Transformation[edit]

If the images to be rectified are taken from camera pairs without geometric distortion, this calculation can easily be made with a linear transformation. X & Y rotation puts the images on the same plane, scaling makes the image frames be the same size and Z rotation & skew adjustments make the image pixel rows directly line up[citation needed]. The rigid alignment of the cameras needs to be known (by calibration) and the calibration coefficients are used by the transform.[2]

In performing the transform, if the cameras themselves are calibrated for internal parameters, an essential matrix provides the relationship between the cameras. The more general case (without camera calibration) is represented by the fundamental matrix. If the fundamental matrix is not known, it is necessary to find preliminary point correspondences between stereo images to facilitate its extraction.[2]

Algorithms[edit]

There are basically three algorithms for image rectification: planar rectification,[3] cylindrical rectification[1] and polar rectification.[4][5][6]

Geographic information system[edit]
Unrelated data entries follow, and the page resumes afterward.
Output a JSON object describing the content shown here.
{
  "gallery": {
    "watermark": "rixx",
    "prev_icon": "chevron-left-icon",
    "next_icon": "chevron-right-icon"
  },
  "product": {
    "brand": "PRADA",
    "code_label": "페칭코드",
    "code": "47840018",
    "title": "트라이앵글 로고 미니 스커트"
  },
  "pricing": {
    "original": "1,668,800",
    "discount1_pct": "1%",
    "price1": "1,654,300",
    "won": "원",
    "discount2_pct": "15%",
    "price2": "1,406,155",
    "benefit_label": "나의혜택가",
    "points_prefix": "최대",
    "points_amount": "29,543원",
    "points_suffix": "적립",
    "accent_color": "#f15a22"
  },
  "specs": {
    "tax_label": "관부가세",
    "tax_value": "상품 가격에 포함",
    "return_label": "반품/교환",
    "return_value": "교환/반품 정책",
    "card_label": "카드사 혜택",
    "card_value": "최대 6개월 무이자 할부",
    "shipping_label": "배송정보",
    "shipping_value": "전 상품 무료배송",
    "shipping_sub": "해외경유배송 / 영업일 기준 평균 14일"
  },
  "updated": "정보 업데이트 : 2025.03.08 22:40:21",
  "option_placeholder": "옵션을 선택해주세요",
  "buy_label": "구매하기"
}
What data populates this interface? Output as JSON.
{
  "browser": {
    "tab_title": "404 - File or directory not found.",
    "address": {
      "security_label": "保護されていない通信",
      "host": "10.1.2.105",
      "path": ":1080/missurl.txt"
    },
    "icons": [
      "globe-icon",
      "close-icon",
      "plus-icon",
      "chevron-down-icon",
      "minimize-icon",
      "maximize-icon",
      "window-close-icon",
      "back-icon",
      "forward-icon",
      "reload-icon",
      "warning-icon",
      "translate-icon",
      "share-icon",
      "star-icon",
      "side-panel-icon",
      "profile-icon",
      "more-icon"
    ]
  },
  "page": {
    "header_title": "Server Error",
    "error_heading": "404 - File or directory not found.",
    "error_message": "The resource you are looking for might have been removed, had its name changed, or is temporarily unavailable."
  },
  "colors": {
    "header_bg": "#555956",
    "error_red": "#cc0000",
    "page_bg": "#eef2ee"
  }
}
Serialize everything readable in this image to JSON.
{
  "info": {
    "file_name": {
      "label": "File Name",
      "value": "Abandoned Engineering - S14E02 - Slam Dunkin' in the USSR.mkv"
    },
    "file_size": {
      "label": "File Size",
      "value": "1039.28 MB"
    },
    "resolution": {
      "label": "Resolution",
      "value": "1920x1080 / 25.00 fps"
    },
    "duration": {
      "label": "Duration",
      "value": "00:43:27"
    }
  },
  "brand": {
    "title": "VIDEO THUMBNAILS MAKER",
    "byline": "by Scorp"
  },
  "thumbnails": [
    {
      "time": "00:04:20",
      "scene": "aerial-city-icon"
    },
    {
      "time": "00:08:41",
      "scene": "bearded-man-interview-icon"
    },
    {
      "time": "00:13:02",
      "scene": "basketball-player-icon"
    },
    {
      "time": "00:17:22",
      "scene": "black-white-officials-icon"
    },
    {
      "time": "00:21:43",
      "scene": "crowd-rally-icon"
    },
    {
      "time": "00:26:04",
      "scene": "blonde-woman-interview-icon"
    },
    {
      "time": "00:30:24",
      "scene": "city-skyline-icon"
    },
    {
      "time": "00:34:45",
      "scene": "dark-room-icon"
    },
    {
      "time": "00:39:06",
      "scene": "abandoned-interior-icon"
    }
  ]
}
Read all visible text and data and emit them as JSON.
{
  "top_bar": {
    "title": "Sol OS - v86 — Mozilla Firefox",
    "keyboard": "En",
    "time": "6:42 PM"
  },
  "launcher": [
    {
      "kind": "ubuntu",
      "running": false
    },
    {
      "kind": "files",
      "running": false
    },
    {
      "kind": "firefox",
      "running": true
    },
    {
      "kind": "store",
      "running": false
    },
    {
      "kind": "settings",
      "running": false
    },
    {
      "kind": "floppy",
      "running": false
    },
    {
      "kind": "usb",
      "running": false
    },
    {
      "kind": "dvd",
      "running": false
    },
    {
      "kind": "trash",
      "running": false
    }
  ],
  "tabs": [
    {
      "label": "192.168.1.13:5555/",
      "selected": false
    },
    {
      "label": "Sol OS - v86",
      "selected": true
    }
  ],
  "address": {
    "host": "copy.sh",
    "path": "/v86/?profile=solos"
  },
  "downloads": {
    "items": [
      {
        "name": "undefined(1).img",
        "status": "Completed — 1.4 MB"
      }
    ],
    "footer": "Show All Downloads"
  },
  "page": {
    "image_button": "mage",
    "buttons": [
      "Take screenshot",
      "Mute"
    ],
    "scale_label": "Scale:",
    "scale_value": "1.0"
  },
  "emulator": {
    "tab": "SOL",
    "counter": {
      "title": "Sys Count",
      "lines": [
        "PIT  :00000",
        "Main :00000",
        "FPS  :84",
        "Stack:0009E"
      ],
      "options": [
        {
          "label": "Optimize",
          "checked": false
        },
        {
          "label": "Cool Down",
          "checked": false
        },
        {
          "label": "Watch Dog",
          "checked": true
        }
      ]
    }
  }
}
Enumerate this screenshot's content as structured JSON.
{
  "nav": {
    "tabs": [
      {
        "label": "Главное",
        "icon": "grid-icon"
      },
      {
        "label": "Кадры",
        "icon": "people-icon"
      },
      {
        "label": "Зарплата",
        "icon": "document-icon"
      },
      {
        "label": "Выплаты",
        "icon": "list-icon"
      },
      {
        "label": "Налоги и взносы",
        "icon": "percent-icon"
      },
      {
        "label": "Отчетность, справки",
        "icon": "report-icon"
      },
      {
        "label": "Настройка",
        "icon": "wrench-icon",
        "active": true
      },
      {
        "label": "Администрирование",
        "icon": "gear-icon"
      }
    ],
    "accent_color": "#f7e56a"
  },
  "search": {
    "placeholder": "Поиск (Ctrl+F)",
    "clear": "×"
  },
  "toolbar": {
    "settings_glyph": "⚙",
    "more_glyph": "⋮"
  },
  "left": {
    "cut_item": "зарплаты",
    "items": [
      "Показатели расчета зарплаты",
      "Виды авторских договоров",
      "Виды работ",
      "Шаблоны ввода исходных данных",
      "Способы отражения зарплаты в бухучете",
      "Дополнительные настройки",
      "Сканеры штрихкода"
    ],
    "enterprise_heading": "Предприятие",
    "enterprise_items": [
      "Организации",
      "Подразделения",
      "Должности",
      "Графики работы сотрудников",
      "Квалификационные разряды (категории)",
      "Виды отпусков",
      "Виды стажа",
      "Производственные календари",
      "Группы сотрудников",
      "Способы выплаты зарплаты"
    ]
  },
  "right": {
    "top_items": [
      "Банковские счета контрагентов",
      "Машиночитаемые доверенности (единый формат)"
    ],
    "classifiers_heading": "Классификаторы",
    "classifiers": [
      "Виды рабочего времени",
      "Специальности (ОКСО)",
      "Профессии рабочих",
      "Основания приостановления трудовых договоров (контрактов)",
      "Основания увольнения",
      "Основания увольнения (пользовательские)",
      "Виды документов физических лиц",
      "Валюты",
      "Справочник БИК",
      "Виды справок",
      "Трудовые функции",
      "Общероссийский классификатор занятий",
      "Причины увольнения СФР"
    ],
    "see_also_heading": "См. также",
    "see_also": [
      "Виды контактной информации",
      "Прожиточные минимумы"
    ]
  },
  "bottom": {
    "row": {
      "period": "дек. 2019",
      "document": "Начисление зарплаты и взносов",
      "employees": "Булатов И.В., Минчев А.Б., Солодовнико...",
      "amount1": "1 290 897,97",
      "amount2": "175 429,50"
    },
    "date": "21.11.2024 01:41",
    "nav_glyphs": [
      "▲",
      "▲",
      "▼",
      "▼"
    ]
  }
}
Image rectification in GIS converts images to a standard map coordinate system. This is done by matching ground control points (GCP) in the mapping system to points in the image. These GCPs calculate necessary image transforms.[7]

Primary difficulties in the process occur

  • when the accuracy of the map points are not well known
  • when the images lack clearly identifiable points to correspond to the maps.

The maps that are used with rectified images are non-topographical. However, the images to be used may contain distortion from terrain. Image orthorectification additionally removes these effects.[7]

Image rectification is a standard feature available with GIS software packages.

See also[edit]

References[edit]

  1. ^ a b Oram, Daniel (2001). "Rectification for Any Epipolar Geometry". 
  2. ^ a b Fusiello, Andrea (2000-03-17). "Epipolar Rectification". Retrieved 2008-06-09. 
  3. ^ Fusiello, Andrea; Trucco, Emanuele; Verri, Alessandro (2000-03-02). "A compact algorithm for rectification of stereo pairs". Machine Vision and Applications (Springer-Verlag) 12: 16–22. doi:10.1007/s001380050120. Retrieved 2010-06-08. 
  4. ^ Pollefeys, Marc; Koch, Reinhard; Van Gool, Luc (1999). "A simple and efficient rectification method for general motion". Proc. International Conference on Computer Vision: 496–501. Retrieved 2011-01-019.  Check date values in: |accessdate= (help)
  5. ^ Lim, Ser-Nam; Mittal, Anurag; Davis, Larry; Paragios, Nikos. "Uncalibrated stereo rectification for automatic 3D surveillance". International Conference on Image Processing 2: 1357. Retrieved 2010-06-08. 
  6. ^ Roberto, Rafael; Teichrieb, Veronica; Kelner, Judith (2009). "Retificação Cilíndrica: um método eficente para retificar um par de imagens". Workshops of Sibgrapi 2009 - Undergraduate Works (in Portuguese). Retrieved 2011-03-05. 
  7. ^ a b Fogel, David. "Image Rectification with Radial Basis Functions". Retrieved 2008-06-09. 
  1. R. I. Hartley (1999). "Theory and Practice of Projective Rectification". Int. Journal of Computer Vision 35 (2): 115–127. doi:10.1023/A:1008115206617. 
  2. Pollefeys, Marc. "Polar rectification". Retrieved 2007-06-09. 
  3. Linda G. Shapiro and George C. Stockman (2001). Computer Vision. Prentice Hall. p. 580. ISBN 0-13-030796-3. 

Further reading[edit]